Since 2003, our program partner IDEFOCS has worked relentlessly to rehabilitate and reintegrate former child soldiers and women associated with fighting forces. Their goal has been to restore peace and security in West Africa. They currently operate in Liberia where they offer trauma counselling, technical and vocational skills training, job opportunities and community development programs to former child and women soldiers.
Last Weeding Exercise
The farm project initiative began in 2014 and allows former child and women soldiers to adjust to a life that is not characterised by violence and illicit drug abuse, a path that many of the war victims have taken after the end of the Liberian civil war. Offering them an alternative gives them an honest opportunity to adapt to a normal life and depart from the negative spiral they are in. On April 27 2015, IDEFOCS completed the final weeding of the grass on the two acres large cassava farm. The field has been cleared and with that an important hurdle that has prevented the IDEA10 farm project from truly kicking off. The cassava crops were planted last month in June and the harvest exercise is expected to begin in September.
Richard Darwo in the Cassava Bush
IDEFOCS have hired a farm manager, Richard Darwo (a former child soldier) and two farm helpers from Little Bassa to help oversee the growth of the crops and develop new ideas for farming. Richard is also responsible for the construction of the mud house that will consist of three bedrooms to accommodate staff, the farm manager and the farm helpers during their stay on the farm.
Brocks in the Eddo bush and Mcyonadee Metoo Page in so much love with this plantain tree

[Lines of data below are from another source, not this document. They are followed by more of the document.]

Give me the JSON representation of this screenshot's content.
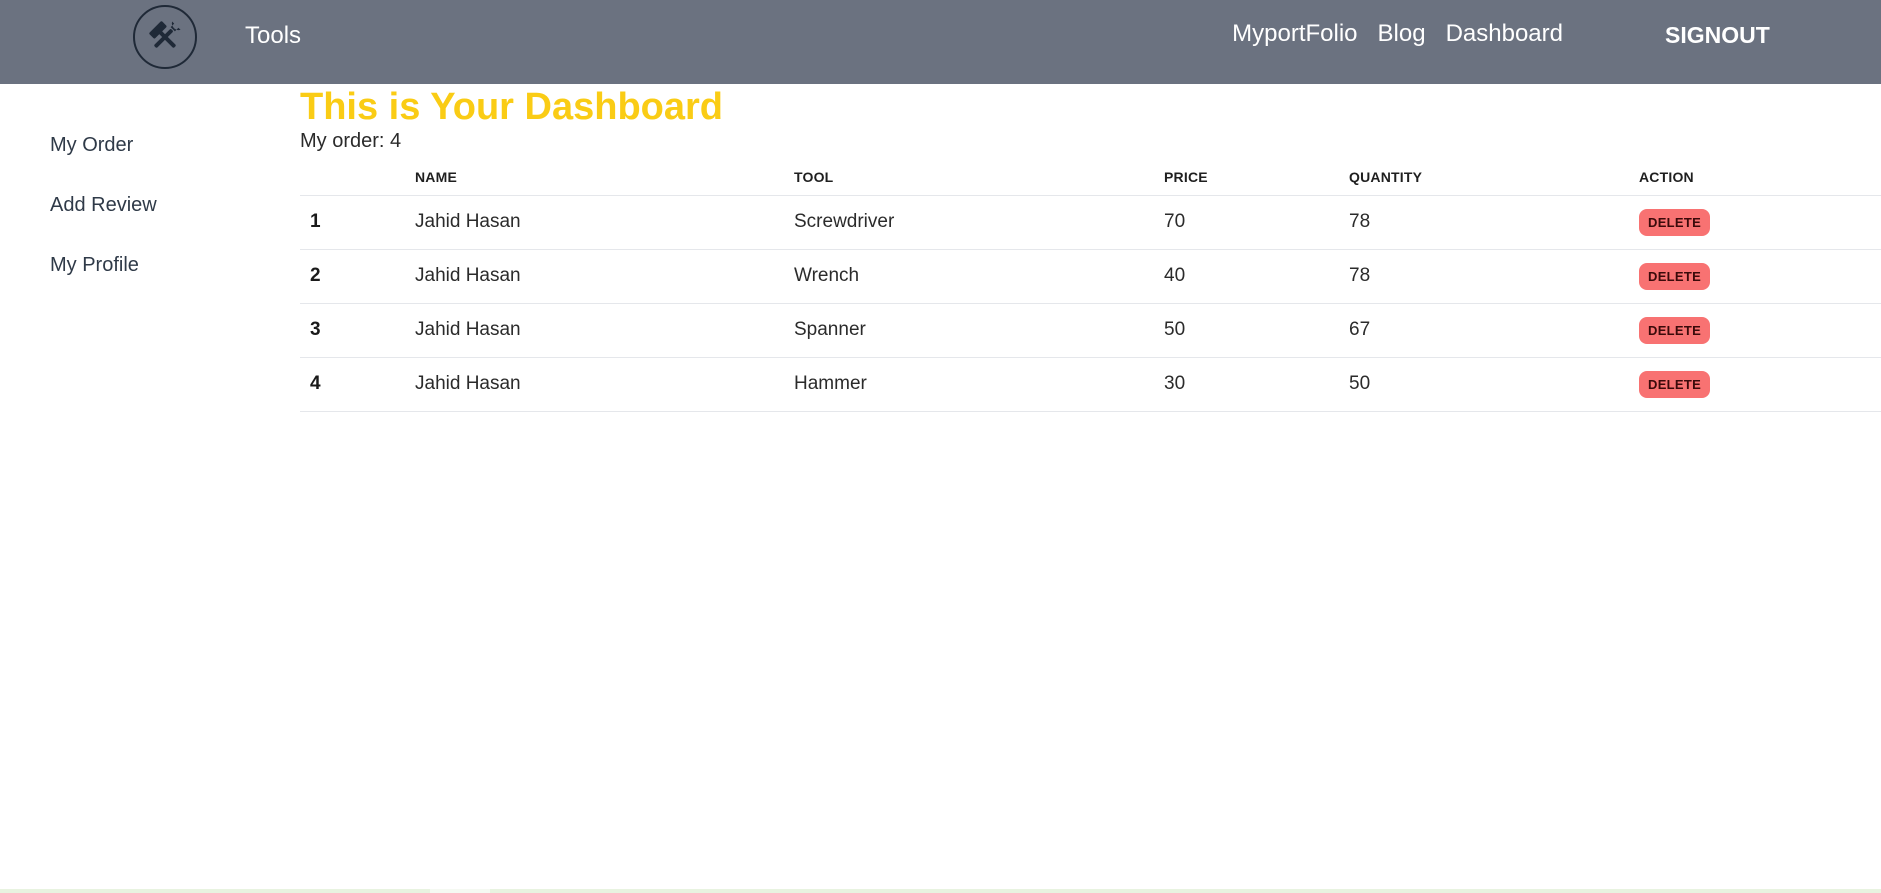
{
  "navbar": {
    "brand": "Tools",
    "logo_icon": "hammer-wrench-icon",
    "links": [
      "MyportFolio",
      "Blog",
      "Dashboard"
    ],
    "signout": "SIGNOUT",
    "background": "#6b7280"
  },
  "sidebar": {
    "items": [
      {
        "label": "My Order"
      },
      {
        "label": "Add Review"
      },
      {
        "label": "My Profile"
      }
    ]
  },
  "main": {
    "title": "This is Your Dashboard",
    "title_color": "#facc15",
    "order_count": "My order: 4",
    "table": {
      "headers": [
        "",
        "NAME",
        "TOOL",
        "PRICE",
        "QUANTITY",
        "ACTION"
      ],
      "rows": [
        {
          "index": "1",
          "name": "Jahid Hasan",
          "tool": "Screwdriver",
          "price": "70",
          "quantity": "78",
          "action": "DELETE"
        },
        {
          "index": "2",
          "name": "Jahid Hasan",
          "tool": "Wrench",
          "price": "40",
          "quantity": "78",
          "action": "DELETE"
        },
        {
          "index": "3",
          "name": "Jahid Hasan",
          "tool": "Spanner",
          "price": "50",
          "quantity": "67",
          "action": "DELETE"
        },
        {
          "index": "4",
          "name": "Jahid Hasan",
          "tool": "Hammer",
          "price": "30",
          "quantity": "50",
          "action": "DELETE"
        }
      ],
      "delete_color": "#f87272"
    }
  }
}
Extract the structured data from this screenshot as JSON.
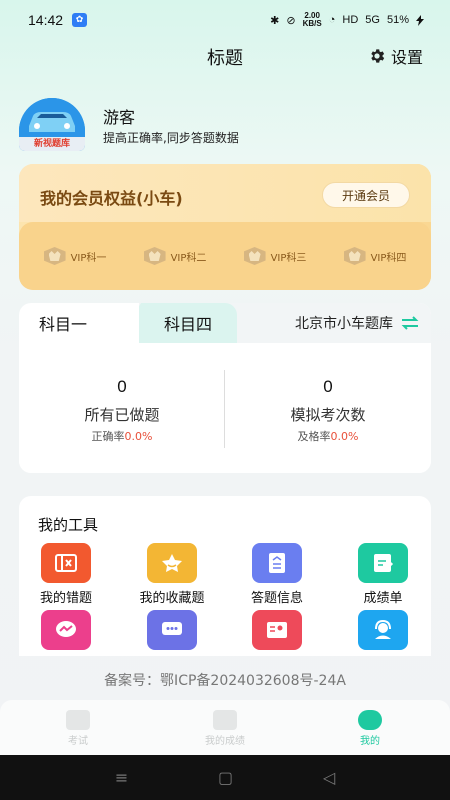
{
  "status_bar": {
    "time": "14:42",
    "app_icon_glyph": "✿",
    "bluetooth_glyph": "✱",
    "mute_glyph": "⊘",
    "net_speed_value": "2.00",
    "net_speed_unit": "KB/S",
    "wifi_glyph": "◔",
    "hd": "HD",
    "signal": "5G",
    "battery": "51%"
  },
  "header": {
    "title": "标题",
    "settings_label": "设置",
    "settings_icon": "gear-icon"
  },
  "user": {
    "name": "游客",
    "subtitle": "提高正确率,同步答题数据",
    "avatar_label": "新视题库"
  },
  "vip": {
    "title": "我的会员权益(小车)",
    "open_button": "开通会员",
    "items": [
      {
        "label": "VIP科一"
      },
      {
        "label": "VIP科二"
      },
      {
        "label": "VIP科三"
      },
      {
        "label": "VIP科四"
      }
    ]
  },
  "subjects": {
    "tab_one": "科目一",
    "tab_four": "科目四",
    "bank": "北京市小车题库",
    "stats": [
      {
        "value": "0",
        "label": "所有已做题",
        "rate_label": "正确率",
        "rate_value": "0.0%"
      },
      {
        "value": "0",
        "label": "模拟考次数",
        "rate_label": "及格率",
        "rate_value": "0.0%"
      }
    ]
  },
  "tools": {
    "title": "我的工具",
    "items": [
      {
        "label": "我的错题",
        "icon": "wrong-questions-icon",
        "color": "#f2592f"
      },
      {
        "label": "我的收藏题",
        "icon": "favorites-icon",
        "color": "#f3b634"
      },
      {
        "label": "答题信息",
        "icon": "answer-info-icon",
        "color": "#6a7ef0"
      },
      {
        "label": "成绩单",
        "icon": "score-sheet-icon",
        "color": "#1ec9a0"
      },
      {
        "label": "",
        "icon": "messenger-icon",
        "color": "#ec3f8c"
      },
      {
        "label": "",
        "icon": "chat-icon",
        "color": "#6c72e6"
      },
      {
        "label": "",
        "icon": "profile-card-icon",
        "color": "#ee4a5a"
      },
      {
        "label": "",
        "icon": "customer-service-icon",
        "color": "#1ea6f0"
      }
    ]
  },
  "icp": "备案号：鄂ICP备2024032608号-24A",
  "bottom_nav": {
    "items": [
      {
        "label": "考试",
        "icon": "exam-icon",
        "active": false
      },
      {
        "label": "我的成绩",
        "icon": "my-scores-icon",
        "active": false
      },
      {
        "label": "我的",
        "icon": "mine-icon",
        "active": true
      }
    ],
    "active_color": "#1ec9a0"
  },
  "android_nav": {
    "menu_glyph": "≡",
    "home_glyph": "▢",
    "back_glyph": "◁"
  }
}
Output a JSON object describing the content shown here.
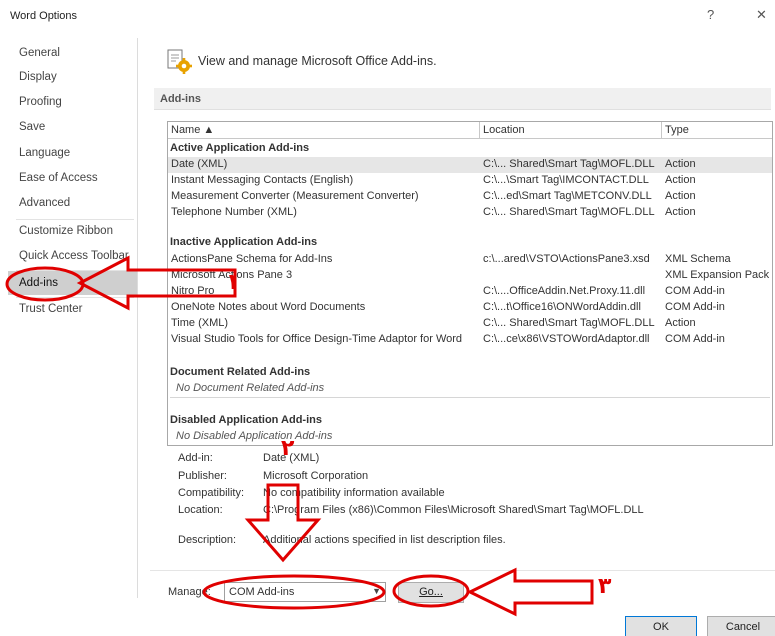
{
  "window": {
    "title": "Word Options",
    "help_glyph": "?",
    "close_glyph": "✕"
  },
  "sidebar": {
    "items": [
      {
        "label": "General"
      },
      {
        "label": "Display"
      },
      {
        "label": "Proofing"
      },
      {
        "label": "Save"
      },
      {
        "label": "Language"
      },
      {
        "label": "Ease of Access"
      },
      {
        "label": "Advanced"
      },
      {
        "label": "Customize Ribbon"
      },
      {
        "label": "Quick Access Toolbar"
      },
      {
        "label": "Add-ins",
        "selected": true
      },
      {
        "label": "Trust Center"
      }
    ]
  },
  "main": {
    "header_text": "View and manage Microsoft Office Add-ins.",
    "section_label": "Add-ins",
    "table": {
      "columns": [
        "Name ▲",
        "Location",
        "Type"
      ],
      "groups": [
        {
          "title": "Active Application Add-ins",
          "rows": [
            {
              "name": "Date (XML)",
              "location": "C:\\... Shared\\Smart Tag\\MOFL.DLL",
              "type": "Action",
              "selected": true
            },
            {
              "name": "Instant Messaging Contacts (English)",
              "location": "C:\\...\\Smart Tag\\IMCONTACT.DLL",
              "type": "Action"
            },
            {
              "name": "Measurement Converter (Measurement Converter)",
              "location": "C:\\...ed\\Smart Tag\\METCONV.DLL",
              "type": "Action"
            },
            {
              "name": "Telephone Number (XML)",
              "location": "C:\\... Shared\\Smart Tag\\MOFL.DLL",
              "type": "Action"
            }
          ]
        },
        {
          "title": "Inactive Application Add-ins",
          "rows": [
            {
              "name": "ActionsPane Schema for Add-Ins",
              "location": "c:\\...ared\\VSTO\\ActionsPane3.xsd",
              "type": "XML Schema"
            },
            {
              "name": "Microsoft Actions Pane 3",
              "location": "",
              "type": "XML Expansion Pack"
            },
            {
              "name": "Nitro Pro",
              "location": "C:\\....OfficeAddin.Net.Proxy.11.dll",
              "type": "COM Add-in"
            },
            {
              "name": "OneNote Notes about Word Documents",
              "location": "C:\\...t\\Office16\\ONWordAddin.dll",
              "type": "COM Add-in"
            },
            {
              "name": "Time (XML)",
              "location": "C:\\... Shared\\Smart Tag\\MOFL.DLL",
              "type": "Action"
            },
            {
              "name": "Visual Studio Tools for Office Design-Time Adaptor for Word",
              "location": "C:\\...ce\\x86\\VSTOWordAdaptor.dll",
              "type": "COM Add-in"
            }
          ]
        },
        {
          "title": "Document Related Add-ins",
          "empty_note": "No Document Related Add-ins"
        },
        {
          "title": "Disabled Application Add-ins",
          "empty_note": "No Disabled Application Add-ins"
        }
      ]
    },
    "details": {
      "addin_label": "Add-in:",
      "addin_value": "Date (XML)",
      "publisher_label": "Publisher:",
      "publisher_value": "Microsoft Corporation",
      "compat_label": "Compatibility:",
      "compat_value": "No compatibility information available",
      "location_label": "Location:",
      "location_value": "C:\\Program Files (x86)\\Common Files\\Microsoft Shared\\Smart Tag\\MOFL.DLL",
      "description_label": "Description:",
      "description_value": "Additional actions specified in list description files."
    },
    "manage": {
      "label": "Manage:",
      "selected": "COM Add-ins",
      "go_label": "Go..."
    }
  },
  "footer": {
    "ok_label": "OK",
    "cancel_label": "Cancel"
  },
  "annotations": {
    "color": "#e00000",
    "numbers": [
      "١",
      "٢",
      "٣"
    ]
  }
}
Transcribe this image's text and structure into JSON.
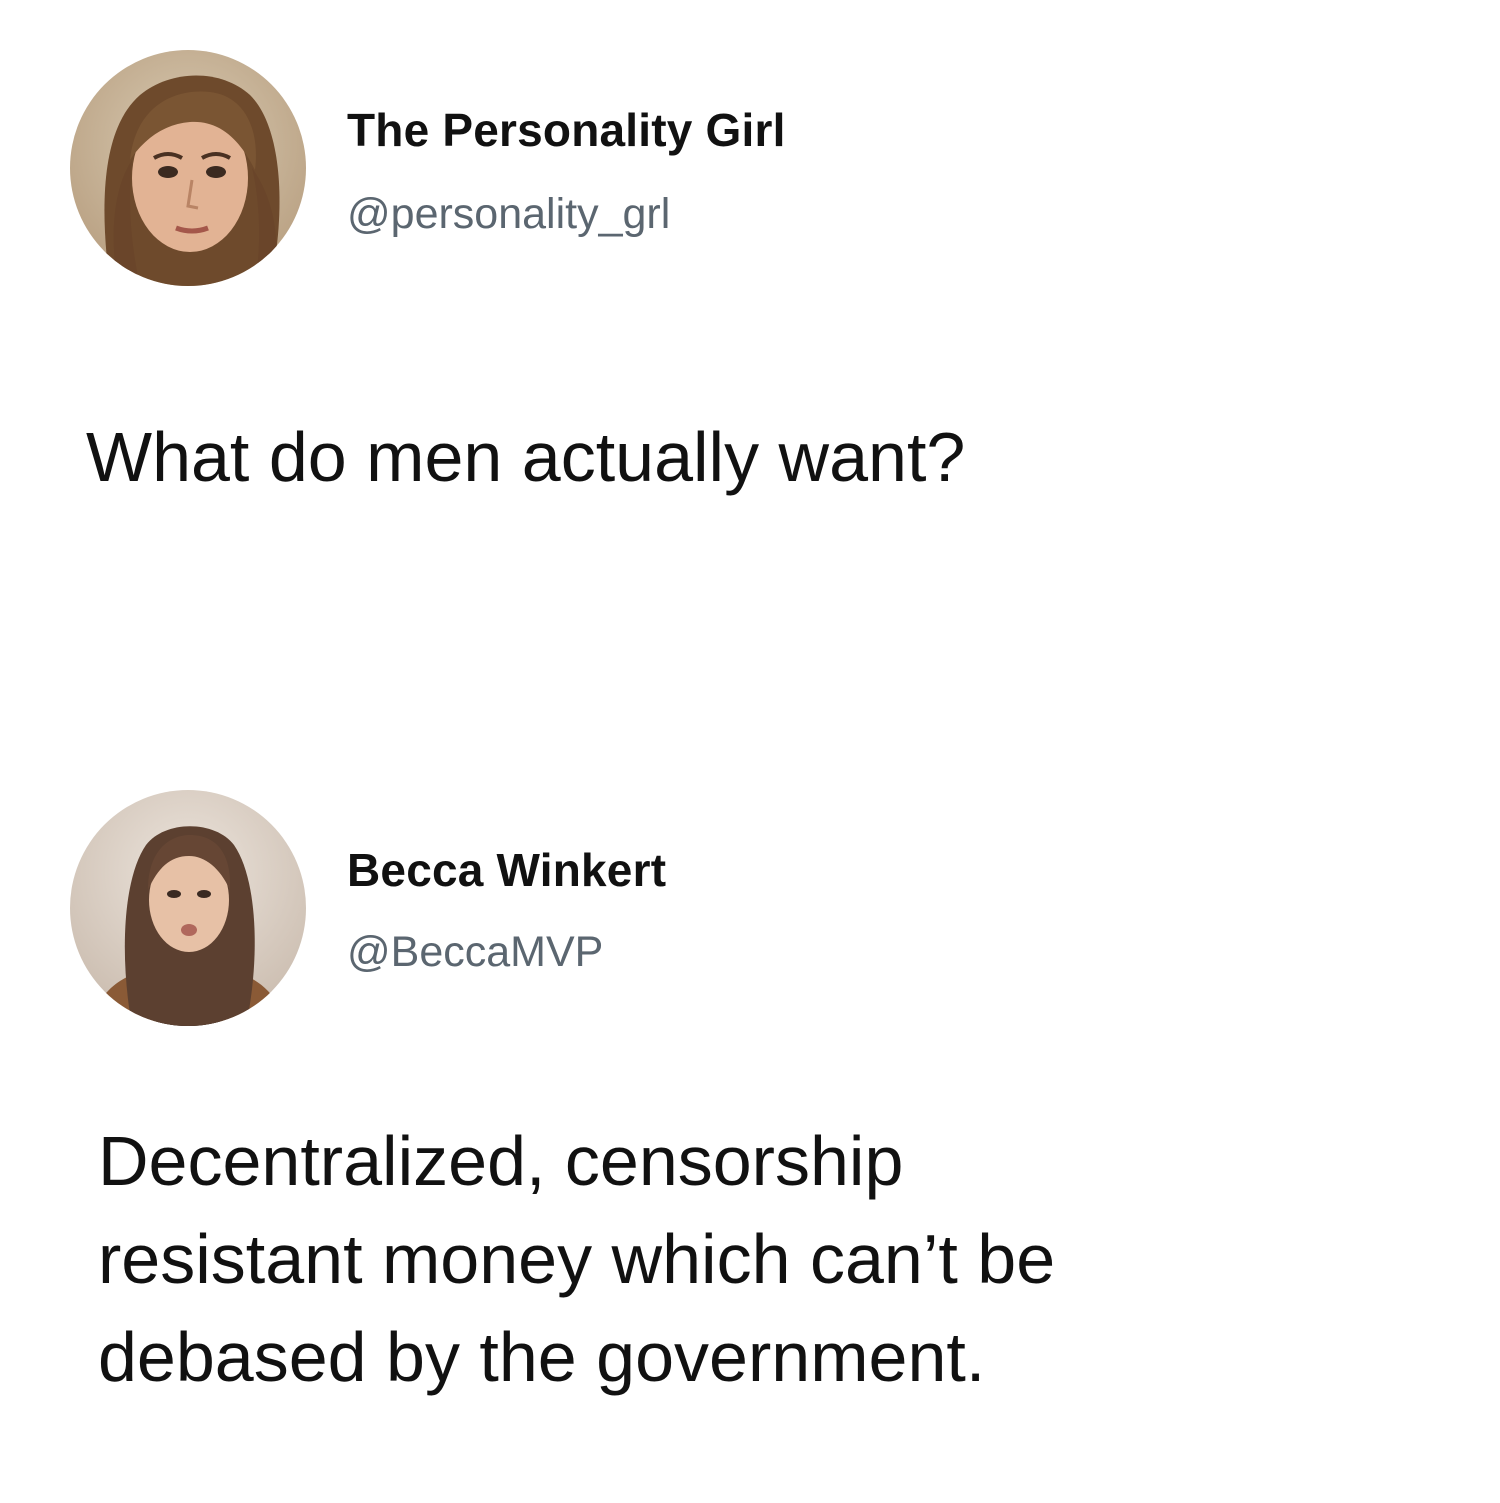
{
  "tweets": [
    {
      "author": {
        "display_name": "The Personality Girl",
        "handle": "@personality_grl",
        "avatar_icon": "profile-photo-woman-brown-hair"
      },
      "text": "What do men actually want?"
    },
    {
      "author": {
        "display_name": "Becca Winkert",
        "handle": "@BeccaMVP",
        "avatar_icon": "profile-photo-woman-long-hair"
      },
      "text_lines": [
        "Decentralized, censorship",
        "resistant money which can’t be",
        "debased by the government."
      ]
    }
  ],
  "colors": {
    "text": "#111111",
    "handle": "#5b6670",
    "background": "#ffffff"
  }
}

Processing cassava requires a lot of labour and money. Therefore IDEFOCS are currently seeking a grant of 10,000 USD to construct a canopy, under which they intend to install a cassava mill machine that will be used to process the raw cassava tubers harvested from the farm. A mill machine would increase revenue by preventing the need to sell the cassava tubers raw which in turn would help the project make a larger impact on the community. The cassava mill machine can be used to produce other local food products as well such as gari, fufu and achekey. Local farmers would also be able to take advantage of the mill at a reasonable cost and thereby be beneficial to the entire community. Action10 is happy to hear of the development process on the farm and see great potential in this project. Support Action10 so that we can continue to support sustainable, locally embedded projects!